"""
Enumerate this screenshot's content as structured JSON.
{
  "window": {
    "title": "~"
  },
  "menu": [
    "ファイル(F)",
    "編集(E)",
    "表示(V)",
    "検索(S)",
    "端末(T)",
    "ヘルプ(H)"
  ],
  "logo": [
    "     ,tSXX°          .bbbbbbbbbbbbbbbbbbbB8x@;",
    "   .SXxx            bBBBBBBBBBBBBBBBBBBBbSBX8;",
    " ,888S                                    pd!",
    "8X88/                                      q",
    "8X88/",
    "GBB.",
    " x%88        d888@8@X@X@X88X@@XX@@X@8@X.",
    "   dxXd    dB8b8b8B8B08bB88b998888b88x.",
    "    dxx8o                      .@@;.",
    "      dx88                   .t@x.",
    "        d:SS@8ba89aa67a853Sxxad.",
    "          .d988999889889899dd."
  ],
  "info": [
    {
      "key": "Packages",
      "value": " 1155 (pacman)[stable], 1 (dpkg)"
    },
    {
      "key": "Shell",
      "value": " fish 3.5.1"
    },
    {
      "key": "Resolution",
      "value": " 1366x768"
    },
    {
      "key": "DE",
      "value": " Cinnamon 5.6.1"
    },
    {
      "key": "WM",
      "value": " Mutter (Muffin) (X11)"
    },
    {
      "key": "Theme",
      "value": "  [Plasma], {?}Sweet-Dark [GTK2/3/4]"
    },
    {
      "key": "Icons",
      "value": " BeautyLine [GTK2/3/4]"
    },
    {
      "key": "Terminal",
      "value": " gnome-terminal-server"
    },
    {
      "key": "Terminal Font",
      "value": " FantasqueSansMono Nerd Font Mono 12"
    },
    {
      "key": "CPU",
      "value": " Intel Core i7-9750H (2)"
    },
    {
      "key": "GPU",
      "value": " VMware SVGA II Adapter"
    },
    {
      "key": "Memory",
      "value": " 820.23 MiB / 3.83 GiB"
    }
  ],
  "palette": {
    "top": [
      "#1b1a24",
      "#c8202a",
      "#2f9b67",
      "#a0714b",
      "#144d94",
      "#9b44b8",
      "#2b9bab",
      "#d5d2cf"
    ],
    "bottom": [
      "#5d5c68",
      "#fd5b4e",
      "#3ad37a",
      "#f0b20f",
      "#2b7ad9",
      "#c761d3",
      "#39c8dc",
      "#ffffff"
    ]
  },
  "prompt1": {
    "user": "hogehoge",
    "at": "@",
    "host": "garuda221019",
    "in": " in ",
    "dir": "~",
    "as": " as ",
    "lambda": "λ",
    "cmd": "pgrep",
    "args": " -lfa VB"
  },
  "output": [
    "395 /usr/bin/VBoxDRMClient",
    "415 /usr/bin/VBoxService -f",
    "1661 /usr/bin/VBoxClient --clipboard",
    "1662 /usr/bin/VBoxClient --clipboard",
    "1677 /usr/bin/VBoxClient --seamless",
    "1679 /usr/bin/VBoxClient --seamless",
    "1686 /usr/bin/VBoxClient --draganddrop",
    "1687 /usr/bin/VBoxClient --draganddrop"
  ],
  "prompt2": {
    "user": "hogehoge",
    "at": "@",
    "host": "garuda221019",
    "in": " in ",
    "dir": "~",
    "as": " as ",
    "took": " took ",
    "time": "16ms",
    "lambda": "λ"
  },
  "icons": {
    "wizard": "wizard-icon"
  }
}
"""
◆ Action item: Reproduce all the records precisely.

◆ The completed task:
Enumerate this screenshot's content as structured JSON.
{
  "window": {
    "title": "~"
  },
  "menu": [
    "ファイル(F)",
    "編集(E)",
    "表示(V)",
    "検索(S)",
    "端末(T)",
    "ヘルプ(H)"
  ],
  "logo": [
    "     ,tSXX°          .bbbbbbbbbbbbbbbbbbbB8x@;",
    "   .SXxx            bBBBBBBBBBBBBBBBBBBBbSBX8;",
    " ,888S                                    pd!",
    "8X88/                                      q",
    "8X88/",
    "GBB.",
    " x%88        d888@8@X@X@X88X@@XX@@X@8@X.",
    "   dxXd    dB8b8b8B8B08bB88b998888b88x.",
    "    dxx8o                      .@@;.",
    "      dx88                   .t@x.",
    "        d:SS@8ba89aa67a853Sxxad.",
    "          .d988999889889899dd."
  ],
  "info": [
    {
      "key": "Packages",
      "value": " 1155 (pacman)[stable], 1 (dpkg)"
    },
    {
      "key": "Shell",
      "value": " fish 3.5.1"
    },
    {
      "key": "Resolution",
      "value": " 1366x768"
    },
    {
      "key": "DE",
      "value": " Cinnamon 5.6.1"
    },
    {
      "key": "WM",
      "value": " Mutter (Muffin) (X11)"
    },
    {
      "key": "Theme",
      "value": "  [Plasma], {?}Sweet-Dark [GTK2/3/4]"
    },
    {
      "key": "Icons",
      "value": " BeautyLine [GTK2/3/4]"
    },
    {
      "key": "Terminal",
      "value": " gnome-terminal-server"
    },
    {
      "key": "Terminal Font",
      "value": " FantasqueSansMono Nerd Font Mono 12"
    },
    {
      "key": "CPU",
      "value": " Intel Core i7-9750H (2)"
    },
    {
      "key": "GPU",
      "value": " VMware SVGA II Adapter"
    },
    {
      "key": "Memory",
      "value": " 820.23 MiB / 3.83 GiB"
    }
  ],
  "palette": {
    "top": [
      "#1b1a24",
      "#c8202a",
      "#2f9b67",
      "#a0714b",
      "#144d94",
      "#9b44b8",
      "#2b9bab",
      "#d5d2cf"
    ],
    "bottom": [
      "#5d5c68",
      "#fd5b4e",
      "#3ad37a",
      "#f0b20f",
      "#2b7ad9",
      "#c761d3",
      "#39c8dc",
      "#ffffff"
    ]
  },
  "prompt1": {
    "user": "hogehoge",
    "at": "@",
    "host": "garuda221019",
    "in": " in ",
    "dir": "~",
    "as": " as ",
    "lambda": "λ",
    "cmd": "pgrep",
    "args": " -lfa VB"
  },
  "output": [
    "395 /usr/bin/VBoxDRMClient",
    "415 /usr/bin/VBoxService -f",
    "1661 /usr/bin/VBoxClient --clipboard",
    "1662 /usr/bin/VBoxClient --clipboard",
    "1677 /usr/bin/VBoxClient --seamless",
    "1679 /usr/bin/VBoxClient --seamless",
    "1686 /usr/bin/VBoxClient --draganddrop",
    "1687 /usr/bin/VBoxClient --draganddrop"
  ],
  "prompt2": {
    "user": "hogehoge",
    "at": "@",
    "host": "garuda221019",
    "in": " in ",
    "dir": "~",
    "as": " as ",
    "took": " took ",
    "time": "16ms",
    "lambda": "λ"
  },
  "icons": {
    "wizard": "wizard-icon"
  }
}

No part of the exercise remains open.